There is opposition to these proposals, and the final bill that will be voted on in Congress will likely have several differences from the initial proposal discussed here. The passing of this bill could force some to rethink their estate planning approach. While these changes may not affect you, it is important to speak to an experienced estate planning attorney to discuss your estate so you can be sure in case you need to devise a new estate plan.
How to Potentially Avoid the New Capital Gains Tax
You don’t have to let the new capital gains rules impact estate planning. As new tax rules emerge, taxpayers may have some options to help avoid paying excessive capital gains taxes. Some of these potential avenues include:
- Making charitable contributions – donating appreciated stock offers a charitable deduction for the market value of the donations along with the avoidance of paying any capital gains taxes.
- Selling assets – if you sell your appreciated assets before the new tax rates go into effect, then you may be able to avoid the increased rates proposed.
- Converting assets to a Roth account – this approach could help avoid both higher income taxes as well as higher capital gains taxes.
These are just a few of the options that may be available to you if you need to devise a new estate plan because of these new tax proposals. It is important to fully assess how the current tax plan affects you and your estate and compare it to how your estate would be affected by the proposed changes being discussed in Congress.
Get Help From Our Experienced Estate Planning Attorneys to Develop a Tax Saving Estate Plan
To reduce the new capital gains rules impact on estate planning, you should consult an experienced attorney who knows those rules. At Boyer Law Firm, we help clients ensure that their end-of-life decisions are clear and honored by the courts, so their loved ones can receive their intended inheritances.

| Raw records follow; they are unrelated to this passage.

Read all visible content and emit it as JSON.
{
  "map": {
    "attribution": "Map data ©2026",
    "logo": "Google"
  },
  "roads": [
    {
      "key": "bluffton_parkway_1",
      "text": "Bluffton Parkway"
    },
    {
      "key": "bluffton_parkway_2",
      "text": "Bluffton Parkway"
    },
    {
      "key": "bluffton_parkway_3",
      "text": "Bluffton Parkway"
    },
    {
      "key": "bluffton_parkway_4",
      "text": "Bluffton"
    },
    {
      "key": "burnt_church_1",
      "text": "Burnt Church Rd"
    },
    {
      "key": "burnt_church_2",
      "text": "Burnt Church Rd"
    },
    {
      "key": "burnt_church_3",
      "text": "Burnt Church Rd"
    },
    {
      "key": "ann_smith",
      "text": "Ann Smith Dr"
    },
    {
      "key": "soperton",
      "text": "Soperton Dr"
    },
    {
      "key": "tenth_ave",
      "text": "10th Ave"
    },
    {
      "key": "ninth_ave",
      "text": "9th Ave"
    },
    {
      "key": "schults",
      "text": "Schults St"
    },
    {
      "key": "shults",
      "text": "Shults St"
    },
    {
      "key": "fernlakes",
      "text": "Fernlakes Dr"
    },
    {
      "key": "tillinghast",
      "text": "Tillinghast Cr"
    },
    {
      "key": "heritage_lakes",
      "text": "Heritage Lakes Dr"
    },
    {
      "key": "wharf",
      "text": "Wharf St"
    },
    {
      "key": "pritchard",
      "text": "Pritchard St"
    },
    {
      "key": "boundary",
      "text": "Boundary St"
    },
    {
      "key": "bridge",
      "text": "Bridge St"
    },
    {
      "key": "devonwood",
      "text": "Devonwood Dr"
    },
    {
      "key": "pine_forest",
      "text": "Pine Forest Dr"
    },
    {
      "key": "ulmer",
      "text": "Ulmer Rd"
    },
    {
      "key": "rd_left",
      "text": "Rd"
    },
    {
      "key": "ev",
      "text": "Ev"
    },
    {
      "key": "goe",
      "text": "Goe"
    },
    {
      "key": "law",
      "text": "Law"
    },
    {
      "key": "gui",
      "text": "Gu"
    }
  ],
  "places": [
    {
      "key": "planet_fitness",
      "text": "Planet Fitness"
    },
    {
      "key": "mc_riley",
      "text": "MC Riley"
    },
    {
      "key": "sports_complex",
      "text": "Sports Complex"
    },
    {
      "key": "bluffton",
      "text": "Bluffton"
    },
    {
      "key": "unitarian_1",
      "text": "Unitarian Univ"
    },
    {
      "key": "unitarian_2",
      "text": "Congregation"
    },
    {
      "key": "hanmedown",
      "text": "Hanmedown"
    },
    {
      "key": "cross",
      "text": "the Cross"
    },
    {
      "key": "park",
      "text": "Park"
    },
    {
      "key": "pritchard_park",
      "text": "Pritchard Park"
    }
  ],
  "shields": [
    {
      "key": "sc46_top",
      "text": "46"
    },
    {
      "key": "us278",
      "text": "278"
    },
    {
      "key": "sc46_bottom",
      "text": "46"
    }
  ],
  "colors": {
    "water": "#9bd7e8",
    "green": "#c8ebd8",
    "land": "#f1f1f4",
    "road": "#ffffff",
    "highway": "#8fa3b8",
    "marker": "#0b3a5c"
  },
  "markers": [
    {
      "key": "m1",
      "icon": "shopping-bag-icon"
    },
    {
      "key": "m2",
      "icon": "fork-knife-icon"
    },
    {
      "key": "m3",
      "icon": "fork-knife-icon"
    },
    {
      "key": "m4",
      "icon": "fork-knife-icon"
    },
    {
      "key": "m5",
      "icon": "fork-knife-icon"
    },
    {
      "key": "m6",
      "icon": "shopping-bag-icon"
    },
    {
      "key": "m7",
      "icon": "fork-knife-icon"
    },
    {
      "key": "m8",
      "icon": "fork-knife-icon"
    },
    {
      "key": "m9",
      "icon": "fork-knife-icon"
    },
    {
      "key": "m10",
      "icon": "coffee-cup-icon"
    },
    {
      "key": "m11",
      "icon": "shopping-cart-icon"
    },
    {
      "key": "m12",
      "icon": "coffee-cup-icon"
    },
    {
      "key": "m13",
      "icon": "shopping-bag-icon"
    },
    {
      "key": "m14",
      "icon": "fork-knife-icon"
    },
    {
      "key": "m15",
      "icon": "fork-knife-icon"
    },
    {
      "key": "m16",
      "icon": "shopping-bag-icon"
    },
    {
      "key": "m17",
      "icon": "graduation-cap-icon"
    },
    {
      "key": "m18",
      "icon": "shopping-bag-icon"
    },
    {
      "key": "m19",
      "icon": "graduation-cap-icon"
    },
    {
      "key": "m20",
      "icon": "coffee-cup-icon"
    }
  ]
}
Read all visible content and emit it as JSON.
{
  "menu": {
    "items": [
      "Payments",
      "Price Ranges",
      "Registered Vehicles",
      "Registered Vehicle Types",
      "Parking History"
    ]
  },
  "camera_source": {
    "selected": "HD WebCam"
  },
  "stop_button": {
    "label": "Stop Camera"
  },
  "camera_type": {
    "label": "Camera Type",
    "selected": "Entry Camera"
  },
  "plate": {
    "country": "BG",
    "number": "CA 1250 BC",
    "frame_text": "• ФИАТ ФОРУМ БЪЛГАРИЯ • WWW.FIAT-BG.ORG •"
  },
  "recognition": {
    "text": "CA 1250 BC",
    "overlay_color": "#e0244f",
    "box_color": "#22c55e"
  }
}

We have offices in Miami, Orlando, Jacksonville, and New York City to serve our clients. To have your case evaluated by one of our experienced estate planning attorneys, contact us online here. We are standing by to help you.